We are going to talk about Safety For Women’s Adventures today. Safety, for women going into the wilderness alone, with a guide (most are men) or with a group mostly or completely consisting of men.
“Fear is a part of life. It’s a warning mechanism. That’s all. It tells you when there’s danger around. Its job is to help you survive. Not cripple you into being unable to do it.”
~ Jim Butcher
About five years ago (before I was in any way active online), I sent out our typical newsletter, highlighting price, crew and Adventure updates and changes. The responses I received back were both enlightening and saddening.

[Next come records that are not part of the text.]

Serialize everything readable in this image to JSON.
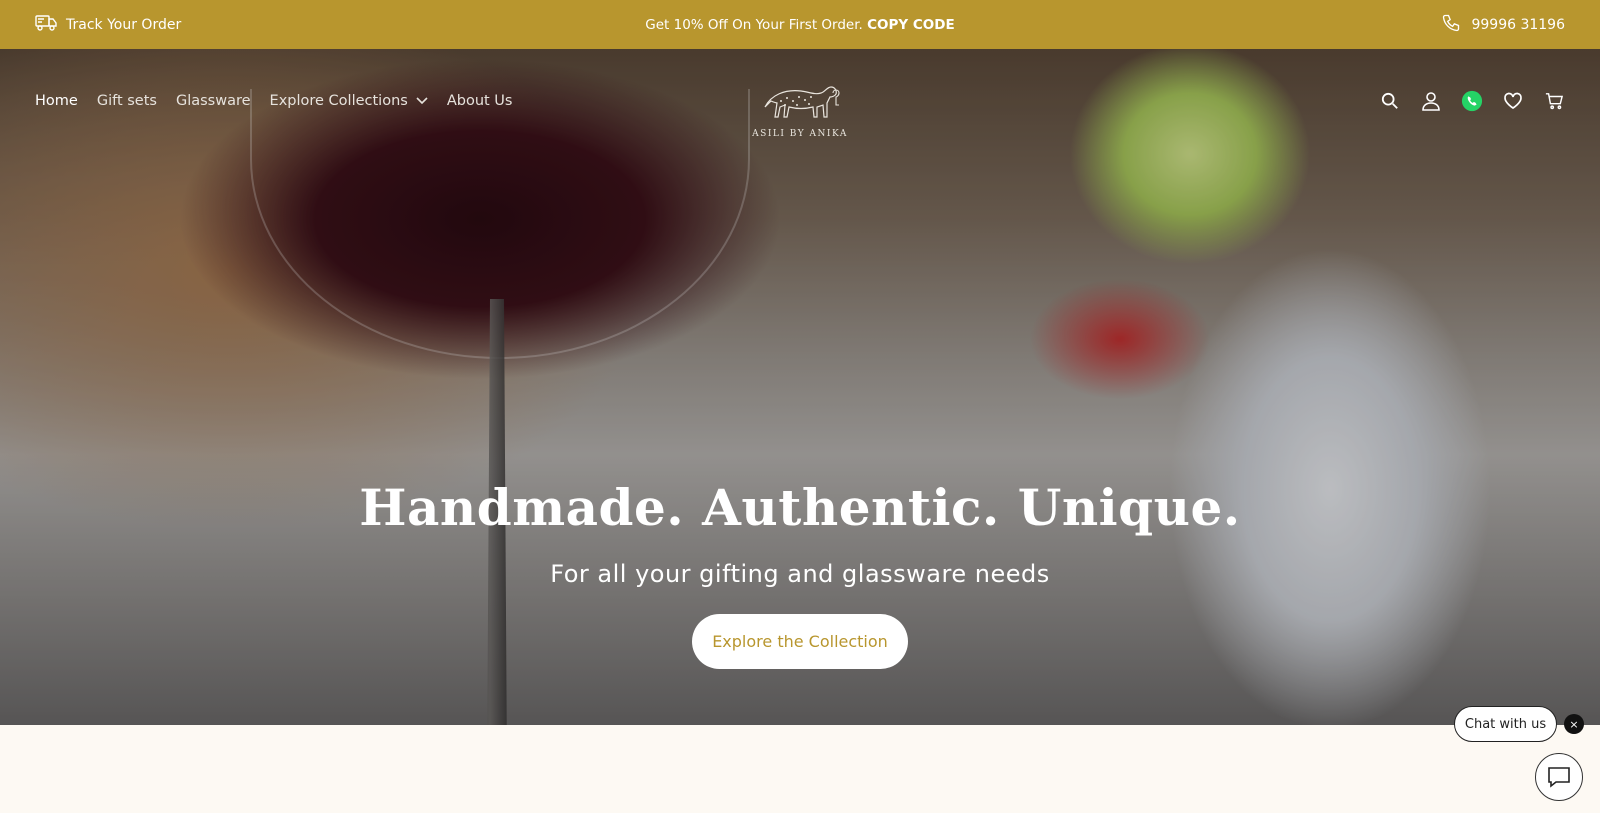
{
  "announcement": {
    "track_order": "Track Your Order",
    "promo_text": "Get 10% Off On Your First Order.",
    "promo_code_label": "COPY CODE",
    "phone": "99996 31196"
  },
  "nav": {
    "items": [
      {
        "label": "Home"
      },
      {
        "label": "Gift sets"
      },
      {
        "label": "Glassware"
      },
      {
        "label": "Explore Collections"
      },
      {
        "label": "About Us"
      }
    ],
    "logo_text": "ASILI BY ANIKA",
    "icons": [
      "search-icon",
      "account-icon",
      "whatsapp-icon",
      "wishlist-icon",
      "cart-icon"
    ]
  },
  "hero": {
    "headline": "Handmade. Authentic. Unique.",
    "subline": "For all your gifting and glassware needs",
    "cta_label": "Explore the Collection"
  },
  "chat": {
    "label": "Chat with us",
    "close_symbol": "×"
  },
  "colors": {
    "accent": "#b8962e",
    "background": "#fdf9f3",
    "whatsapp": "#25d366"
  }
}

“The biggest adventure you can take is to live the life of your dreams.”
~ Oprah Winfrey
A few of the responses I received mentioned being completely drawn to what we offer, except for the worries about being in a wilderness environment, so remote and unreachable, with not only a stranger but a strange man (or two, camp help/wrangler).
I realized two things in only a moment. First, I was incredibly lucky (and Blessed) to have found my way to Pioneer Outfitters and to be surrounded by such good and honorable men. And second, I was terribly naive.
Of course it is a worry.
One response that I received not only expressed similar worries and concerns, but had actually been put into a potentially dangerous situation with a guide, by another outfitter, who was neither professional nor honorable. A so-called guide (not to mention, a so-called MAN), repeatedly made suggestive and inappropriate comments to this lady, to the point that she shared with me that she was terrified to allow herself to be without her rifle on her Black Bear Hunt. (She was interested in coming to us to go on a Dall Sheep Hunt.)
After a little digging, I found what I was searching for, to share with you here on this post. I have discussed this, these tips and my own experience on Safety For Women’s Adventures, in three posts on this website that I would like to share them with you again.
- DIY-ers & Big Game Outfitters, Can They Mix?
- Women in the Outdoors: Six Steps to Safety
- Women Adventurers and Women Hunters
It would be negligent, horrifyingly naive, and just plain wrong to pretend that there are not real dangers for a woman alone, anywhere.
Fear cannot be allowed to prevent you from following your dreams. Period.
The best defense is always a superior offense.
Safety For Women’s Adventures
Research. Ask a lot of questions. Emails are great and dandy, but be sure to speak with whomever you are considering accompanying into the wilderness. Multiple times, not only once or twice. Ask more questions. Call and speak with references. Ask more questions. Anything you wonder what the answer is, ask. If you don’t know, it is worth asking. If you are made to feel bad, ignorant, that you are “bothering” someone, that is a red-flag. If the answers do not comfort you, that could be a red-flag. If there are questions that cannot be answered, that is a red-flag.
“We’re afraid, it’s because we don’t know enough. If we understood enough, we would never be afraid.”
~ E. Nightingale
Also! Remember, to follow the same guidelines for your “check-in” person. Make sure you share all the information about where you are going, how to get in touch with you, when you will be unable to be reached, when you expect to be able to check back in (for example, when you return from your Adventure and are back in Chisana at the Lodge to be able to send an email, or make a phone call.), your flight dates (if you are flying), your expected dates in hotels, contact info for the hotels you have reservations in and for your ultimate return home.
I believe that between the research you will do, your own instincts when speaking with whom you will be accompanying and your own “safety first” actions will allow you to relax and enjoy your experience or adventure to its fullest extent. Remember to trust yourself.
Please, if you are considering going somewhere new and would like other opinions, let me know. I have a wide reach with all the contacts I have made and would be more than willing to find out what I can for you. You are not alone.
Please pass along Women in the Outdoors to other women in your life who may be considering becoming an outdoors woman too.
You may also be interested in the past posts in this series, if you missed them.
- Introducing, Women in the Outdoors
- Women in the Outdoors ~ Your Health Outdoors!
- Women in the Outdoors: Six Steps to Safety First
- Women in the Outdoors ~ Make a Plan
- Women in the Outdoors: Your Outdoors Checklist
- Women in the Outdoors: Adventure Begins in Alaska
- Women in the Outdoors: What To Do When You’re Lost
- Women in the Outdoors: The Survival State of Mind
- Women in the Outdoors: Enjoy Your Adventure!
Be sure to Contact Us for your Adventure or Excursion of a lifetime!